With this week’s Torah portion we begin reading the final book of the Torah. I’ll let Bible scholar Richard Elliot Friedman set the scene:
The people are at the end of a journey. They are located east of the Jordan River, at the border of their promised land, in the plains of Moab. They are about to enter a new land and a settled life. And their leader is about to die. It is no surprise that Moses tells them not to be afraid. There is every reason for them to be in need of such reassurance.

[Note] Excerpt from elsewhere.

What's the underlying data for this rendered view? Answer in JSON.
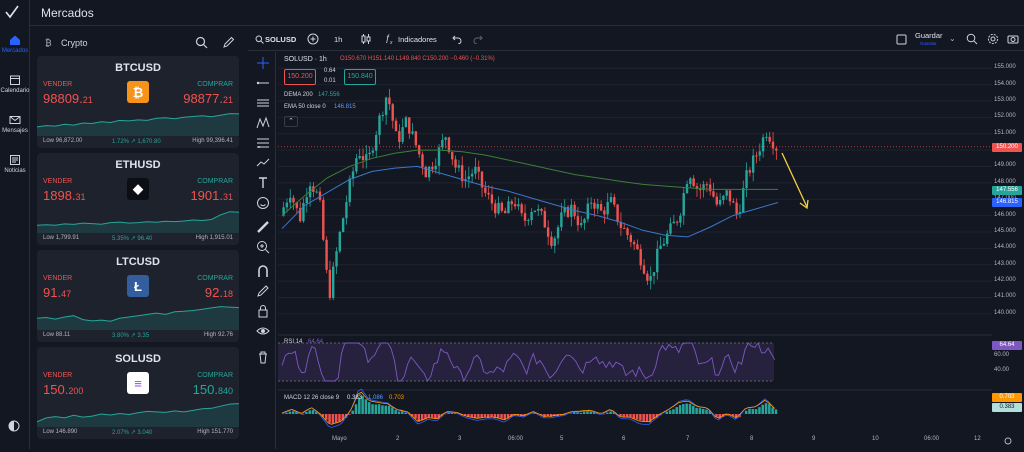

As for Moses, he knows he is about to die, and he is not accepting it with wise acquiescence. He pleads with YHWH is let him live to cross over into the land, but YHWH tells him, “Don’t go on speaking to me anymore of this thing.” And Moses gives a glorious farewell speech. It starts off unattractively to the audience, a review of history, mostly unpleasant, a criticism of the people’s unworthiness; then a lengthy list of laws, reviewing some old ones and adding many new ones; then a list of blessings and horrible curses; then a beautiful conclusion: encouraging, inspiring. And then he ends with songs.

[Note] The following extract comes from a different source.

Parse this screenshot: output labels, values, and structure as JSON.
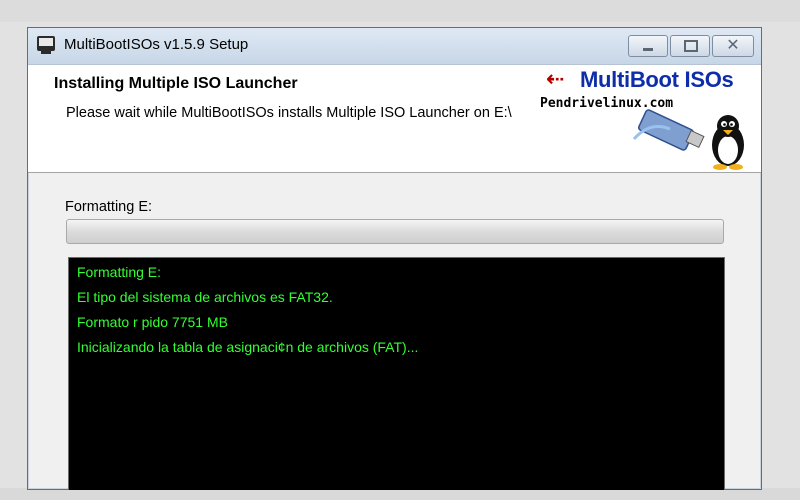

The narrative has come a long distance from the cosmic Genesis 1. Now, for the whole of the last book of the Five Books of Moses, it is a picture of a group of people listening to the speech of a man. No seas split; no angels appear; there are in fact no miracles at all in Deuteronomy. There is rather the retelling of the miracles…

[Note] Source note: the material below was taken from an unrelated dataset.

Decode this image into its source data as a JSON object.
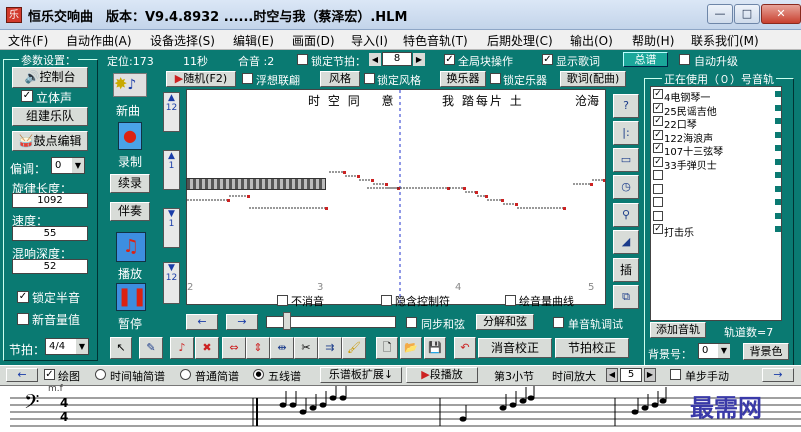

— Richard Elliot Friedman, “Commentary on the Torah,” p. 557